The global financial crisis of 2008–2009 marked a new decline for the Malaysian economy. To prevent a deep depression, in March 2009, the Government launched a stimulus package with investments in infrastructure projects, job creation measures and support for companies. The recovery went faster than expected; Already in 2010, high growth was again reported. The upturn was due to a large domestic demand, especially for electronic and electrical goods. Another reason was the economic recovery that was also taking place at Malaysia’s most important trading partner.
Perhaps the most serious economic problem for Malaysia is the state’s high budget deficit that has plagued the country since the late 1990s. In order to keep the finances under control, the government cuts down, among other things, high government subsidies on fuel and electricity as well as on certain foods. A VAT was required to replace a variety of taxes on sales and service. In order to fulfill their election promises, Prime Minister Mahathir Mohamad’s newly re-elected government reintroduced some subsidies in the summer of 2018, and VAT was abolished, at least temporarily.
Malaysia’s exports are larger than imports, which means that the country has a surplus in foreign trade. Exports are mainly to Singapore and China. Other important exporting countries are the United States, Hong Kong, Japan, and Thailand. Imports are mainly purchased from China, Singapore, the United States, Taiwan, Japan and Thailand. In 2018, China was Malaysia’s largest trading partner for the 10th consecutive year. From 2017 to 2018, trade between them increased by 15 percent.
FACTS – FINANCE
GDP per person
US $ 11,239 (2018)
US $ 354 348 M (2018)
4.7 percent (2018)
Agriculture’s share of GDP
7.7 percent (2018)
Manufacturing industry’s share of GDP
21.9 percent (2018)
The service sector’s share of GDP
52.0 percent (2018)
1.0 percent (2019)
Government debt’s share of GDP
55.6 percent (2018)
US $ 206,315 million (2018)
US $ 176,762 million (2018)
US $ 7,590 M (2018)
Commodity trade’s share of GDP
131 percent (2018)
Main export goods
electrical and electronic goods, oil, natural gas (in liquid form), chemicals, textiles, transport equipment, palm oil, rubber, pharmaceuticals, timber, timber products
Largest trading partner
China, Singapore, USA, Japan, Thailand (2018)
Anwar Ibrahim is suspended for six months

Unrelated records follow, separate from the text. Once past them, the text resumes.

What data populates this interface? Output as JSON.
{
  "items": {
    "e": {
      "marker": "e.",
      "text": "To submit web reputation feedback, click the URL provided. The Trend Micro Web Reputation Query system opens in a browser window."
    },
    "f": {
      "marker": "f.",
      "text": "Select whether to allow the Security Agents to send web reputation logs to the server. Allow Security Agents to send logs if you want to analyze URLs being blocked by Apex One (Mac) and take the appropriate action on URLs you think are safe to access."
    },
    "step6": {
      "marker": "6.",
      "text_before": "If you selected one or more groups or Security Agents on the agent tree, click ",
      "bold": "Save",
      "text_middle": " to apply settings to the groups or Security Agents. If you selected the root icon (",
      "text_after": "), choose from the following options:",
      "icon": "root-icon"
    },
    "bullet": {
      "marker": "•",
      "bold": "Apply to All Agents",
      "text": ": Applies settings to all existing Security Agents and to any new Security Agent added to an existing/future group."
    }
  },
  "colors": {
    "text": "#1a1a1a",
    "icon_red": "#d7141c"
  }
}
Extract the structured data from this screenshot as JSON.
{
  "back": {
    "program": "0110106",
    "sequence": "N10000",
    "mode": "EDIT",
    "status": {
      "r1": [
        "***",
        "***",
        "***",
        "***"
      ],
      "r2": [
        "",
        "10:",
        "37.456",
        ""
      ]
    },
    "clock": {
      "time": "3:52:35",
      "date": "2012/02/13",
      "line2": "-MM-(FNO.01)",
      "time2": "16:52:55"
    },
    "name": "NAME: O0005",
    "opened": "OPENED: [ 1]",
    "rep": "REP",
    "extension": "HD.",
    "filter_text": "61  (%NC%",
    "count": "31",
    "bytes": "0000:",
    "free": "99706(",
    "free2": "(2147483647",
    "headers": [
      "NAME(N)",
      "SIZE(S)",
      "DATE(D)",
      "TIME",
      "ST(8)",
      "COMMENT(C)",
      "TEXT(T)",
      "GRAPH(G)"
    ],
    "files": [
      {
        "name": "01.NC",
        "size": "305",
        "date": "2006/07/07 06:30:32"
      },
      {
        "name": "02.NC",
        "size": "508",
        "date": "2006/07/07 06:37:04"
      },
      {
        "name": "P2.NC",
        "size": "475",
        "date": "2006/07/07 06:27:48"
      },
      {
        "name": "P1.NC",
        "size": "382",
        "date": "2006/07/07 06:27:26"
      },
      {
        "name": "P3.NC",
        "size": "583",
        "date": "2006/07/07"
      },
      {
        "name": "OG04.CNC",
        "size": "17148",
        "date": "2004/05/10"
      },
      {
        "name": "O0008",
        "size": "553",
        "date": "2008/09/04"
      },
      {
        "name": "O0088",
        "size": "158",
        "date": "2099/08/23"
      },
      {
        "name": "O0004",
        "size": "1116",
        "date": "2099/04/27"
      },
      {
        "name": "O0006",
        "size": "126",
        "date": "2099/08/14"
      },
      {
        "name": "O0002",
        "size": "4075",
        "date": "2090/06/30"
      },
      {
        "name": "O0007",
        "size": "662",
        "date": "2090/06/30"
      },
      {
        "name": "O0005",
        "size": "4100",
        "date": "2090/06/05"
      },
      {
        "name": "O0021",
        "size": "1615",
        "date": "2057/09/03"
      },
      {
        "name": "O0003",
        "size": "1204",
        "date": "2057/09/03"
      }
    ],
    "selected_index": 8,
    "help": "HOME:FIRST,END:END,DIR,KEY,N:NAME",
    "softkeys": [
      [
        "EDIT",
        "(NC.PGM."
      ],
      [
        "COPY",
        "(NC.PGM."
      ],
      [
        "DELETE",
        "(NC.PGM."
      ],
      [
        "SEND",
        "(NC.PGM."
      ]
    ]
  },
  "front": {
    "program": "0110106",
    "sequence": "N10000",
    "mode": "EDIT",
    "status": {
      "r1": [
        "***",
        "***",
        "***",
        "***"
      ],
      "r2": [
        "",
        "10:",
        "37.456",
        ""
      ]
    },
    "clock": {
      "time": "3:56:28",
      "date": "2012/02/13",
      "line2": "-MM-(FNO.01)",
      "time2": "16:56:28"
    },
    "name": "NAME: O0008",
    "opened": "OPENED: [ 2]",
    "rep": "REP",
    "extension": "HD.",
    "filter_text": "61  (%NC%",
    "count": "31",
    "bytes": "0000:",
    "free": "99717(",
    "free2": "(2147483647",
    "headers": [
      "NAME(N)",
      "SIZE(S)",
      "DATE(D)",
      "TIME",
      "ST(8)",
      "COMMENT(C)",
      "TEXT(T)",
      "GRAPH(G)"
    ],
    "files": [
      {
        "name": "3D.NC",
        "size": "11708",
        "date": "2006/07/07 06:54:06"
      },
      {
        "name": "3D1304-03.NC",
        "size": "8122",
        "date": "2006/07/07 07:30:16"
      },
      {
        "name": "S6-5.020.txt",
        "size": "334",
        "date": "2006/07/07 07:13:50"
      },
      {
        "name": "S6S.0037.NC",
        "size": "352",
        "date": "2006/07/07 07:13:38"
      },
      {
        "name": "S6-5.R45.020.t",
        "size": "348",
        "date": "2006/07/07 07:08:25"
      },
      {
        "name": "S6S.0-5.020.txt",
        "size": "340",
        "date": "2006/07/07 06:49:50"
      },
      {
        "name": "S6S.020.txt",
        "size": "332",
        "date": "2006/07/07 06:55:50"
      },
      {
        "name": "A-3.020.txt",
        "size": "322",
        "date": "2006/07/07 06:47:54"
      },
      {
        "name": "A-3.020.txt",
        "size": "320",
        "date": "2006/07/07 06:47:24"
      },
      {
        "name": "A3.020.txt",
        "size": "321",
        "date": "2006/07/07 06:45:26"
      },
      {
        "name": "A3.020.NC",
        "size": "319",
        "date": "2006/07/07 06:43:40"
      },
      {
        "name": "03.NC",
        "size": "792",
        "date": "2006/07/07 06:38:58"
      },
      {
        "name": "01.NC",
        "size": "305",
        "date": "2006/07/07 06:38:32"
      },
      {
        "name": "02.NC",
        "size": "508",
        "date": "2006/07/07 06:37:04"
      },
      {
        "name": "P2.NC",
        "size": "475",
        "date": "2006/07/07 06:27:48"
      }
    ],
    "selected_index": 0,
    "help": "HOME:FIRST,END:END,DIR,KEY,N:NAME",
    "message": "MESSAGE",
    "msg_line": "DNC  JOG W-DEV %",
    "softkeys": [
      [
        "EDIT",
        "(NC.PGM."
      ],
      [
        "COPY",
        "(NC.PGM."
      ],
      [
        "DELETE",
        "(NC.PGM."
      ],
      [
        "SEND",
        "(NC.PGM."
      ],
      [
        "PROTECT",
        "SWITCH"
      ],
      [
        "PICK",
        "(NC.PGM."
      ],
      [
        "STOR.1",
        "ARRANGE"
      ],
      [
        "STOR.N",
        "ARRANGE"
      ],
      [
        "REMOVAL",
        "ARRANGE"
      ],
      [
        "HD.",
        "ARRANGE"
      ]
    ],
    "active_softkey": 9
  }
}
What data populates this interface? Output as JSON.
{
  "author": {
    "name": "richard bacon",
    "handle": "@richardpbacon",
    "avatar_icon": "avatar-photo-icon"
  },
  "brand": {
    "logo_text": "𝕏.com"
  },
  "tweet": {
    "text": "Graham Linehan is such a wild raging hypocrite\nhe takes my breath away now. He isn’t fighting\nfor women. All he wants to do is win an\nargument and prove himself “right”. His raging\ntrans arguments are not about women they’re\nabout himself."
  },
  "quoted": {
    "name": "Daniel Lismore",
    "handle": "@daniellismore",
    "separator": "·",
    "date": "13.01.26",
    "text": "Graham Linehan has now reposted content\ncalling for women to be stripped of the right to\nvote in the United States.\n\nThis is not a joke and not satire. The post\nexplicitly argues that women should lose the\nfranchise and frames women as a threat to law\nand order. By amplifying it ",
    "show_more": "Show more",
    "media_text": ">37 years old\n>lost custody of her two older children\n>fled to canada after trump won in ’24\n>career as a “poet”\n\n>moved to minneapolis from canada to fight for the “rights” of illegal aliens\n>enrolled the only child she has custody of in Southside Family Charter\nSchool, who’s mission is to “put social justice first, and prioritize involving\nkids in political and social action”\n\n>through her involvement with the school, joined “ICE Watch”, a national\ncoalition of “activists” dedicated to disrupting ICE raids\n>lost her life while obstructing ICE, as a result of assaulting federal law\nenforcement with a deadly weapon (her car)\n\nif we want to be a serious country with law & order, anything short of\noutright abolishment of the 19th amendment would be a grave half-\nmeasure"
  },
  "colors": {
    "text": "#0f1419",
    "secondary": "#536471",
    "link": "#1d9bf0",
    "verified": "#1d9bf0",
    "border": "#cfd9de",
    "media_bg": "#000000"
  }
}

Anwar Ibrahim is suspended from office in Parliament for six months after a vote in the Assembly. The reason is that in connection with a government-initiated campaign against racism, “1Malaysia”, he claimed that it was inspired by an Israeli election campaign in 1999, “One Israel”. Malaysia lacks diplomatic relations with Israel (see also Foreign Policy and Defense).
Five years in prison for church fire
Two Muslim men are sentenced to five years in prison each for having set fire to a church fire in January 2010.
The bumiputra policy is widening
The Government announces that the bumiputra policy (positive special treatment of Malaysians) should now be extended to favor other economically disadvantaged groups.